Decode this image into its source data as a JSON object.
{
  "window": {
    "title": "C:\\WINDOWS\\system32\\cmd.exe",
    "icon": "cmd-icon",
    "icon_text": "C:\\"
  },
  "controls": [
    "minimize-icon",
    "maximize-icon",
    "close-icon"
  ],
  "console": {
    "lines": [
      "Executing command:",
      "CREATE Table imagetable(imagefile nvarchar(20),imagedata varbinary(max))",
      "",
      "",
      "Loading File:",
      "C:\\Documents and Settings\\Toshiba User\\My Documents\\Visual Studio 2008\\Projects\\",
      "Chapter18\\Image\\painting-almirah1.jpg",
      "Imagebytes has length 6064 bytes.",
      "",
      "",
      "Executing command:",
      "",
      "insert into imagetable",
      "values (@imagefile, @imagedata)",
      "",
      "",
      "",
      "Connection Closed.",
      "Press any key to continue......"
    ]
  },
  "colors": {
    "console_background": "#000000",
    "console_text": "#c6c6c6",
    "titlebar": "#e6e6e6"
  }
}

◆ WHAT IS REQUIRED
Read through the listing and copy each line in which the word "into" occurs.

◆ RESULT OF THIS EXERCISE
Decode this image into its source data as a JSON object.
      "insert into imagetable",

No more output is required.